Walking Our Faith: Rescuing our advent if it’s gotten away from you (column)
December 15, 2017
The flood of Cyber Christmas sales has slowed to a trickle, which signals that we are quickly closing in on the point of online shopping no-return, or should I say, too late to arrive by Christmas. The good news is that it means that we are all going to feel as if we have more time on our hands, and perhaps we'll now be able to focus less on shopping and more on the real reason for the season.
It feels that the next two weeks will move in slow motion. Our shopping is done, the decorations are up, kids will soon be out for Christmas break. With this sudden quiet, we might look around and wonder, guiltily, where our Advent plans have gone. We were so well intentioned at the end of November, before Black Friday, of course. We were going to get up 30 minutes earlier each morning to spend time with God. We were going to say a Rosary as a family each night after dinner. We were only going to watch Christmas movies that reflected our ardent Christian beliefs.
Yet, here we are, nearly half the month of December has slipped by in a blaze of shopping, bake sales, school concerts and last-minute Christmas cards that have to be added to our carefully prepared list. And those Advent plans? They were buried somewhere along with our promise to only eat holiday cookies on the weekend. All of which leaves us feeling guilty and as if we've failed. And with that, we give up. We give up the cookie restraint, but worse, we give up our Advent plans to begin a closer relationship with God, as if it were an all-or-nothing proposition.
But here's what God says in John 3:17, one of my favorite verses: "For God did not send his Son into the world to condemn the world, but to save the world through him."
God understands that we're not perfect. If we were, there would have been no need to send Jesus, his Son, into the world to live with us, to love us and to ultimately die for us. God is not interested in our artificial rules; he's interested in authentic relationship with us. Honest, full of mistakes and starting over one hundred times, but truly focused on seeking God. That's what he loves about us. Our imperfect, honest authenticity.
So, as Saint Paul recommended, let's forget about yesterday and our overzealous, unrealistic plans to be something we're not. God is not impressed with our plans, he's impressed with our actions.
Recommended Stories For You
Let's do this, instead —when we wake in the morning, sitting on the edge of our bed to get our bleary-eyed bearings, let's welcome God to join us throughout the day. "God, I give this day to you. Come with me and help me to do my best. In Jesus' name, Amen."
At the end of the day, when you once again sit on the edge of the bed and prepare to crawl under the covers, pause for a moment and say, "Thank you, God, for being with me today. Give me a good night's sleep.

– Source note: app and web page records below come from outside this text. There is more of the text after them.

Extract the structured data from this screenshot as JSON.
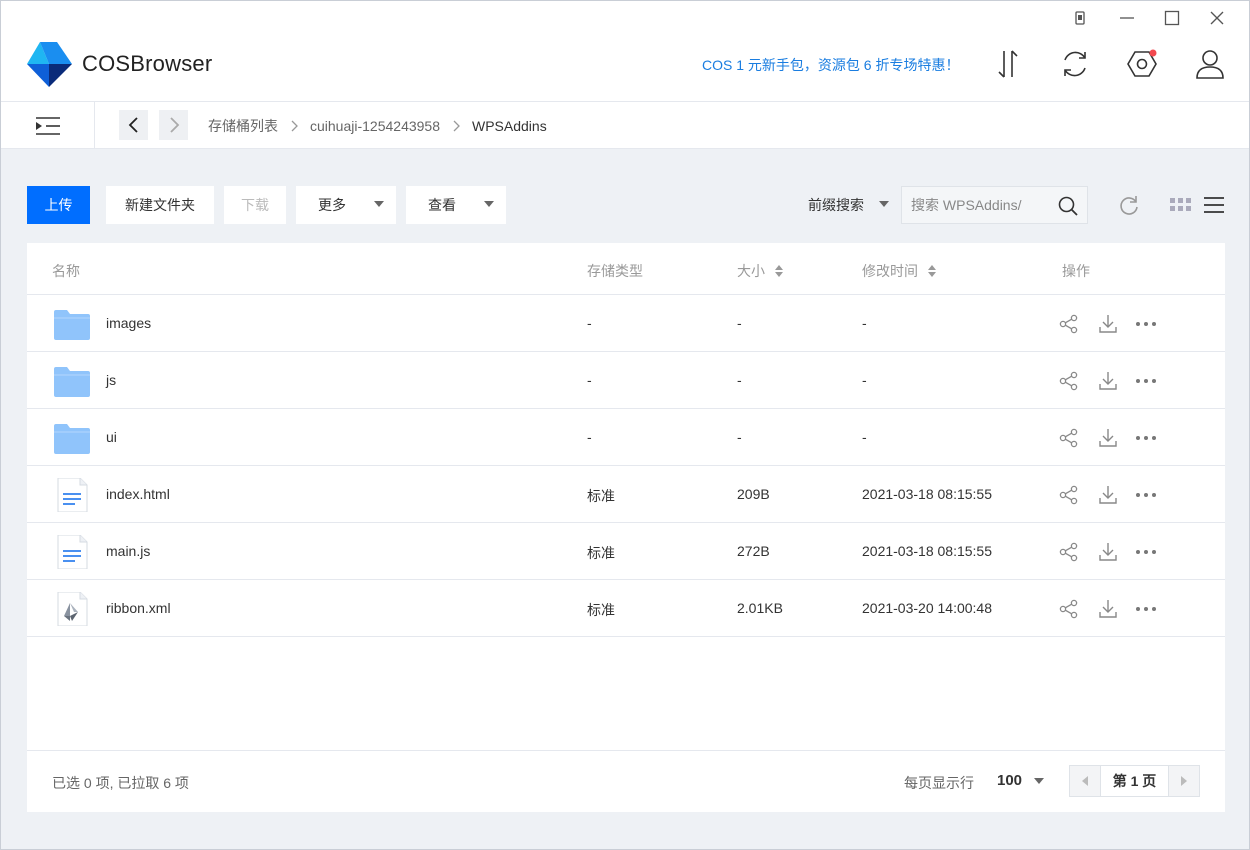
{
  "app": {
    "name": "COSBrowser",
    "promo": "COS 1 元新手包，资源包 6 折专场特惠！"
  },
  "breadcrumb": [
    "存储桶列表",
    "cuihuaji-1254243958",
    "WPSAddins"
  ],
  "toolbar": {
    "upload": "上传",
    "new_folder": "新建文件夹",
    "download": "下载",
    "more": "更多",
    "view": "查看",
    "search_mode": "前缀搜索",
    "search_placeholder": "搜索 WPSAddins/"
  },
  "table": {
    "columns": {
      "name": "名称",
      "storage_class": "存储类型",
      "size": "大小",
      "modified": "修改时间",
      "actions": "操作"
    },
    "rows": [
      {
        "name": "images",
        "type": "folder",
        "storage_class": "-",
        "size": "-",
        "modified": "-"
      },
      {
        "name": "js",
        "type": "folder",
        "storage_class": "-",
        "size": "-",
        "modified": "-"
      },
      {
        "name": "ui",
        "type": "folder",
        "storage_class": "-",
        "size": "-",
        "modified": "-"
      },
      {
        "name": "index.html",
        "type": "document",
        "storage_class": "标准",
        "size": "209B",
        "modified": "2021-03-18 08:15:55"
      },
      {
        "name": "main.js",
        "type": "document",
        "storage_class": "标准",
        "size": "272B",
        "modified": "2021-03-18 08:15:55"
      },
      {
        "name": "ribbon.xml",
        "type": "xml",
        "storage_class": "标准",
        "size": "2.01KB",
        "modified": "2021-03-20 14:00:48"
      }
    ]
  },
  "footer": {
    "selection": "已选 0 项, 已拉取 6 项",
    "per_page_label": "每页显示行",
    "per_page": "100",
    "current_page": "第 1 页"
  },
  "colors": {
    "primary": "#006eff",
    "promo": "#1a7de0",
    "folder": "#90c4fb",
    "badge": "#f2494f"
  }
}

I love you with all my heart."
Those two little sentences might not seem like much to start. But I assure you, they will please God so very much.
After you've done this for a week, you'll find yourself craving more of God. Here's what I do: I keep my Bible on my nightstand, most nights l will read a few verses from a Psalm as I sit on my bed and before I say my goodnight prayer to God. Recently, I started a subscription to Magnificat magazine. It's small and the morning and evening prayers have become the next step in my morning and evening bedside devotions. After a few weeks, I've found myself looking forward to starting and ending each day with this little book.
I asked my Facebook friends where they found bite-sized daily spiritual nourishment and here were their suggestions: Charlie Brumbaugh, pastor of Saint John's Episcopal Church said: "Forward Day by Day" from the Forward Movement. Claire McNulty, pastor of Father Dyer's United Methodist Church suggested: Sojourners found at Sojo.net. A number of my friends mentioned their love of the Jesus Calling series by Sarah Young.
Soon after, I believe more church attendance, community service and personal spiritual growth will seem less like obligations and more like spiritual food as our love for God grows from our heart.
God, through Jesus Christ, seeks an intimate, authentic relationship with us that exists every day of the year, for the rest of our lives. Not one that comes and goes with the seasons of Advent and Lent. We will never be perfect, God knows that. Forget about your perfect Advent plans. Begin today to seek a real relationship with God.
Suzanne Anderson is the author of "Love in a Time of War" and other books. You can reach her at Suzanne@suzanneelizabeths.com or facebook.com/suzanneelizabeths
Trending In: Opinion
- Summit Daily letters: Preserve the history of the 10th Mountain Division
- Walking our Faith: The most important relationships in our lives are these (column)
- Opinion | Knopf: What separates a patriot from a nationalist
- Quandary: Overnight parking in Summit County
- Quandary: Oxygen cans, altitude sickness and home remedies (Q&A column)
- Copper Mountain Resort wants to expand snowmaking, trails and overnight camping options
- Summit County’s snowpack is double what it usually is this time of the year
- ‘Bring the stoke!’: OpenSnow’s Joel Gratz energizes locals for winter at Breckenridge speech
- Big Boi joins Gramatik for Breck’s Mountain Dew Snow Dance
- Silverthorne family wins fight to bring Haitian boy to The Peak School